Dataset rows for apps and sites:
========

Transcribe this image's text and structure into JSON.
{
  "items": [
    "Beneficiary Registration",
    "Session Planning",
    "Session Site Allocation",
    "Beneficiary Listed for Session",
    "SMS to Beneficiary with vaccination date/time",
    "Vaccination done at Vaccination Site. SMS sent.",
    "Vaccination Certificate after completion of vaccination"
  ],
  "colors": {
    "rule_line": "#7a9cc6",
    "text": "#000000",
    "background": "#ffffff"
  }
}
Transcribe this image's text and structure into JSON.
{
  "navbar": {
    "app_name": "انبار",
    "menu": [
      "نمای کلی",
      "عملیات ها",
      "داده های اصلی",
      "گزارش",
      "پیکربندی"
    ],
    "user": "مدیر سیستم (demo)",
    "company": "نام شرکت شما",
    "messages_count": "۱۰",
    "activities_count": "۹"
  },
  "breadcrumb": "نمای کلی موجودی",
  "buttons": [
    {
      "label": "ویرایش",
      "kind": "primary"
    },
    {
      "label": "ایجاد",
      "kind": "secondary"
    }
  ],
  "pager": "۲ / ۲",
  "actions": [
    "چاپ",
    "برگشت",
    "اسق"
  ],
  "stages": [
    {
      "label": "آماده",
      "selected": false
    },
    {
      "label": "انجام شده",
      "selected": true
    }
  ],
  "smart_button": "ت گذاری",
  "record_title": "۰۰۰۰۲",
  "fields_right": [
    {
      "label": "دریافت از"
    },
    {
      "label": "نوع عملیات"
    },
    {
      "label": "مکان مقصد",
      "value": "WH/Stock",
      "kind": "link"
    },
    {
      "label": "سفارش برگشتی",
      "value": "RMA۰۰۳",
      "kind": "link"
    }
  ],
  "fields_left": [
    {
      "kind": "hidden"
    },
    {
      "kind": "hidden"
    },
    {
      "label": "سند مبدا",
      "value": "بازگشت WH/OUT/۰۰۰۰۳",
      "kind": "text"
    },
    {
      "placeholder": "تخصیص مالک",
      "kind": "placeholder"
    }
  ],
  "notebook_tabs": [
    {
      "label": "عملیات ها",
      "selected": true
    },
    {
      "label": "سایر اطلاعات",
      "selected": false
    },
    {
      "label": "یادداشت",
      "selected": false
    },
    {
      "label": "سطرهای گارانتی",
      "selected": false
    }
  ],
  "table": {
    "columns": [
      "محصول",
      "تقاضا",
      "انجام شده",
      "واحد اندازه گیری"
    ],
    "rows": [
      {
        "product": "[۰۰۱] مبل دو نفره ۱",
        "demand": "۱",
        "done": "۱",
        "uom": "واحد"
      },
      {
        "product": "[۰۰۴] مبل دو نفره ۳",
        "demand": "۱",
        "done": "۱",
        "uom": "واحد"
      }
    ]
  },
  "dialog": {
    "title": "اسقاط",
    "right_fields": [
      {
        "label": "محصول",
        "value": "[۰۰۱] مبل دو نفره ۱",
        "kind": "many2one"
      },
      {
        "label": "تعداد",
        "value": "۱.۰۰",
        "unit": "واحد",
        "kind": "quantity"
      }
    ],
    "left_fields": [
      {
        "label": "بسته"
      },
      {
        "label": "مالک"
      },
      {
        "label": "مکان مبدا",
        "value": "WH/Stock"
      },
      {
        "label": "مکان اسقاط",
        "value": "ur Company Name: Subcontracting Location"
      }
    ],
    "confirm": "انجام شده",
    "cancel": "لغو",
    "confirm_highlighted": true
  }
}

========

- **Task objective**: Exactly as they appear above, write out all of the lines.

- **Exercise answer**:
Transcribe this image's text and structure into JSON.
{
  "items": [
    "Beneficiary Registration",
    "Session Planning",
    "Session Site Allocation",
    "Beneficiary Listed for Session",
    "SMS to Beneficiary with vaccination date/time",
    "Vaccination done at Vaccination Site. SMS sent.",
    "Vaccination Certificate after completion of vaccination"
  ],
  "colors": {
    "rule_line": "#7a9cc6",
    "text": "#000000",
    "background": "#ffffff"
  }
}
Transcribe this image's text and structure into JSON.
{
  "navbar": {
    "app_name": "انبار",
    "menu": [
      "نمای کلی",
      "عملیات ها",
      "داده های اصلی",
      "گزارش",
      "پیکربندی"
    ],
    "user": "مدیر سیستم (demo)",
    "company": "نام شرکت شما",
    "messages_count": "۱۰",
    "activities_count": "۹"
  },
  "breadcrumb": "نمای کلی موجودی",
  "buttons": [
    {
      "label": "ویرایش",
      "kind": "primary"
    },
    {
      "label": "ایجاد",
      "kind": "secondary"
    }
  ],
  "pager": "۲ / ۲",
  "actions": [
    "چاپ",
    "برگشت",
    "اسق"
  ],
  "stages": [
    {
      "label": "آماده",
      "selected": false
    },
    {
      "label": "انجام شده",
      "selected": true
    }
  ],
  "smart_button": "ت گذاری",
  "record_title": "۰۰۰۰۲",
  "fields_right": [
    {
      "label": "دریافت از"
    },
    {
      "label": "نوع عملیات"
    },
    {
      "label": "مکان مقصد",
      "value": "WH/Stock",
      "kind": "link"
    },
    {
      "label": "سفارش برگشتی",
      "value": "RMA۰۰۳",
      "kind": "link"
    }
  ],
  "fields_left": [
    {
      "kind": "hidden"
    },
    {
      "kind": "hidden"
    },
    {
      "label": "سند مبدا",
      "value": "بازگشت WH/OUT/۰۰۰۰۳",
      "kind": "text"
    },
    {
      "placeholder": "تخصیص مالک",
      "kind": "placeholder"
    }
  ],
  "notebook_tabs": [
    {
      "label": "عملیات ها",
      "selected": true
    },
    {
      "label": "سایر اطلاعات",
      "selected": false
    },
    {
      "label": "یادداشت",
      "selected": false
    },
    {
      "label": "سطرهای گارانتی",
      "selected": false
    }
  ],
  "table": {
    "columns": [
      "محصول",
      "تقاضا",
      "انجام شده",
      "واحد اندازه گیری"
    ],
    "rows": [
      {
        "product": "[۰۰۱] مبل دو نفره ۱",
        "demand": "۱",
        "done": "۱",
        "uom": "واحد"
      },
      {
        "product": "[۰۰۴] مبل دو نفره ۳",
        "demand": "۱",
        "done": "۱",
        "uom": "واحد"
      }
    ]
  },
  "dialog": {
    "title": "اسقاط",
    "right_fields": [
      {
        "label": "محصول",
        "value": "[۰۰۱] مبل دو نفره ۱",
        "kind": "many2one"
      },
      {
        "label": "تعداد",
        "value": "۱.۰۰",
        "unit": "واحد",
        "kind": "quantity"
      }
    ],
    "left_fields": [
      {
        "label": "بسته"
      },
      {
        "label": "مالک"
      },
      {
        "label": "مکان مبدا",
        "value": "WH/Stock"
      },
      {
        "label": "مکان اسقاط",
        "value": "ur Company Name: Subcontracting Location"
      }
    ],
    "confirm": "انجام شده",
    "cancel": "لغو",
    "confirm_highlighted": true
  }
}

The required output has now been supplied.